Discover this recipe for making Paraguay-style Pasta Frola.
23. Kivevé – Pumpkin Cream
Kivevé, also going by the Spanish name of Quibebé, is a wonderful dessert full of vitamins and nutrients. The indigenous Guaraní created it, but other Paraguayans helped with the perfection by introducing new ingredients.
To make Kivevé is to puree boiled pumpkins (locally called “andai”) with its own cooking water, cornstarch, and sugar before cooking the mixture. Top it with cheese or milk, and you have a rich and sweet snack that can even serve as a light breakfast.
Good Kivevé should have an attractive reddish color (its name actually means so in the local language). Kivevé is also a slang term for red-haired people.
24. Budín de Pan – Bread Pudding
Bread pudding is wildly popular in many countries thanks to its money-saving virtue. Paraguay is no exception. The people don’t throw their stale bread away too hastily but rather turn it into the economical Budín de Pan to serve with whipped cream.
This bread pudding is not only famous in this country, but it is also a favorite dessert among Puerto Rican. It is made from pureed old bread, milk, beaten eggs, sugar, cinnamon, and possibly some nuts and dried fruits.

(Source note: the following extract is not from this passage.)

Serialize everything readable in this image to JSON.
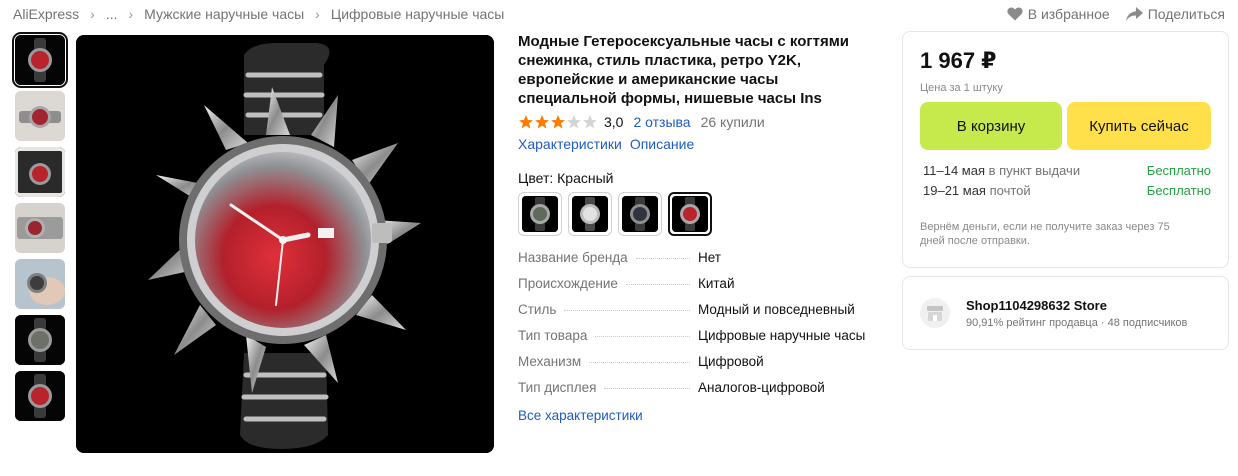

After the mixture is baked in an oven or a bundt pan (for a nicer shape), behold the magic of cooking as the recipe transforms some soggy bread into a soft and creamy pie.
25. Dulce de Mamón – Papaya Dessert
It is a terrible mistake to leave out Dulce de Mamón, the cream of Paraguayan desserts (though it contains no cream at all). The papaya tree is a common sight in the country, providing local people with delicious fruits to make this wonderful dish.
While ripe papayas are incredibly soft and sweet, people use green or half-ripe ones for Dulce de Mamón. They simmer chunks of green papaya in sugar syrup over a low fire for hours until tender before adding lemon juice and spices.
Another variation requires the papayas to be seasoned with sugar first before being boiled. Anyway, the result is always a fruity, syrupy-sweet dessert that melts at the tip of your tongue.
26. Tereré – Herbal Drink
If you need something to wash down scrumptious Paraguayan food, reach for a cup of refreshing Tereré. The drink is so popular in Paraguay that they dedicate the last Saturday of February to the “National Day of Tereré”. It is common in other Latin American countries, too.
Of Guaraní origin, Tereré is concocted from water, fruit juice (usually citrus), yerba mate (a native aromatic, caffeine-containing herb), and some other medical herbs whose pronunciation may twist your tongue. The drink should go with a lot of ice, making it perfect for hot weather.
Don’t contain Tereré in just anything. The best vessel is Guampa, a container traditionally made from wood or animal horns, although the type made from stainless steel is very common now. Tereré is rich in aromatic oil but poor in calories, making it a healthy and invigorating drink.
You can make your own Tereré by following this tutorial.
Discover The Best Of Both Worlds In Paraguayan Cuisine
In the heart of Latin America lies the beautiful country of Paraguay, where the culinary heritage of the indigenous people is exceptionally strong. It is infused with a European influence to create a distinct and amazing cuisine that will charm even the pickiest eater.
Let’s try Paraguayan foods to see if you will succumb to its allure. It isn’t an unlucky thing if you do because that is the fate of almost everybody. If you can incorporate those wonderful dishes into your menu, it will be a terrific idea to improve the quality of your meals.
If you find this post informative, a great honor you will do me by sharing it with your friends. And also, by sharing your thoughts and experiences in the comment section, too. I wish you a good time with bountiful Paraguayan foods.